This story is about 1000 people in a park that are readying themselves for a run race, but beyond the basic information that there is a race, no one knows where the starting line is, its duration, or finish line. There are also 50 running coaches in the park. They, too, do not know the race logistics, but they are giving people running advice in anticipation that the route will be determined at some time in the future. Some people have begun running and others are still sitting on park benches. Some have unknowingly finished the race and others have spent their energy and are lost. There are also 10,000 people that have come to watch and support the race, but they are not sure where to set up, what supplies to bring or who is on the right track.
This story is an analogy of natural resource management in our watersheds, states and nation. Many land managers (farmers, foresters, ranchers) are willing to engage in the effort and there are many agencies that have the ability to guide these land managers and there are many stakeholders that want to support both these “runners and the coaches”. Where this effort fails is that we have not defined a starting line or a finish line so that all the participants can use their resources in a symbiotic manner to support the objective of finishing the race. Regardless of the scale and scope of the event, EcoCommerce™ mapping software can map the race. If it is an agricultural watershed, it can be constructed with AgEQA™ software. The mayor or other government entities no longer have the capacity to support the entire race, that must be a coordinated effort by 11,051 people.

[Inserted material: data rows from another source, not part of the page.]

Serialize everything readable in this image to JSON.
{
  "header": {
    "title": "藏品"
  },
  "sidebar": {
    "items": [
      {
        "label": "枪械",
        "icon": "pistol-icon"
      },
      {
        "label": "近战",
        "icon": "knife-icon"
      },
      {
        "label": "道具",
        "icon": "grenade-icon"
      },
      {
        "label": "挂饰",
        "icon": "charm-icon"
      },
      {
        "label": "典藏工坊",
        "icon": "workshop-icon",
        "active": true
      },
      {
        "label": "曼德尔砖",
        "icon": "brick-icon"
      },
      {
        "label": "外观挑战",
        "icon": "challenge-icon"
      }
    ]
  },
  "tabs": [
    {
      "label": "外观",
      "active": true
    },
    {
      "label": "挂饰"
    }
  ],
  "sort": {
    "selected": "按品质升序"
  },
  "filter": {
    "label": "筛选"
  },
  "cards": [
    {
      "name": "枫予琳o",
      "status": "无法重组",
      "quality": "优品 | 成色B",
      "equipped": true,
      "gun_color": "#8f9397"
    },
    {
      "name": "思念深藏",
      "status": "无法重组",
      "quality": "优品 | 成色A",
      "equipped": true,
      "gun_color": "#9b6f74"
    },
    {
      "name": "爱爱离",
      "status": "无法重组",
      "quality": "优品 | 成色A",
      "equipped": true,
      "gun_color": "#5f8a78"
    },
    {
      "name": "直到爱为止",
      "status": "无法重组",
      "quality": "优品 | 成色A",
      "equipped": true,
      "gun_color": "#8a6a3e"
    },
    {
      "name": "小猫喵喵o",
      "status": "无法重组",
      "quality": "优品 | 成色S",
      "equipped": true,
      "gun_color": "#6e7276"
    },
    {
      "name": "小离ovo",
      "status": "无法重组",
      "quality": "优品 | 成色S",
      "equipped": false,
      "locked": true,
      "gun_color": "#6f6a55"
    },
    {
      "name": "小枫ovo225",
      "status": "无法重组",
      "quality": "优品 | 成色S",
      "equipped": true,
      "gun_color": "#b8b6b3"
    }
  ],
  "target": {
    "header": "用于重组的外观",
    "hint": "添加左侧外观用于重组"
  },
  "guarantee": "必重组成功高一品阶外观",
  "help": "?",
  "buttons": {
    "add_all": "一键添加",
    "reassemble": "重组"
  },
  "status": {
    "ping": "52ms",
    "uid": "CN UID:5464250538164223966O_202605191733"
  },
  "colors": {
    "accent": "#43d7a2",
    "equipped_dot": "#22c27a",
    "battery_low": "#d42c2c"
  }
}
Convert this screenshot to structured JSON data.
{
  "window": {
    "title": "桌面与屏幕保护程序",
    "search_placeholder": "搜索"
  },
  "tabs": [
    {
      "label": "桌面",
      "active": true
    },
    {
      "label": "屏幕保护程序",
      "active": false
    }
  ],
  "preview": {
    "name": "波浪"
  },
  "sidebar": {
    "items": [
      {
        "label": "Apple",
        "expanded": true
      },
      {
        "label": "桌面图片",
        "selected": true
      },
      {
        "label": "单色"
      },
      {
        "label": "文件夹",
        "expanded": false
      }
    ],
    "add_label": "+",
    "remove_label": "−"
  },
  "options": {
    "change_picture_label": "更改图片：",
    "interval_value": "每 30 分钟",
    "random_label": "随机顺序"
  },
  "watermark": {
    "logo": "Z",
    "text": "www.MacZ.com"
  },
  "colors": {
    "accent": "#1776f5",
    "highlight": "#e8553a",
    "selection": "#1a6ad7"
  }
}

It was on this day in 1776 that Adam Smith’s Wealth of Nations was published and the phrase “invisible hand” was born. Like many words or phrases, people choose the meaning that best meets their self-interests. The “invisible hand” is used to justify both ends the economic spectrum. What I concluded from Smith’s use was that the “invisible hand” is ubiquitous in the economic, social, political and even ecological worlds. In the broadest sense, it can describe animal instincts and the ticks of evolution. I am not aware of any being on this planet that upon birth, hatch or sprout does not strive to meet its self-interests of survival and reproduction. Fortunately, humans’ definition of self-interest does not originate solely from a reptilian perspective. As we grow our species from 6 billion to ~ 9 billion our definition of self-interest, for the sake of our self-interest, will become more global and our economic system more efficient. This “invisible hand” will recognize that degrading ecological capital in not in our economic self-interests.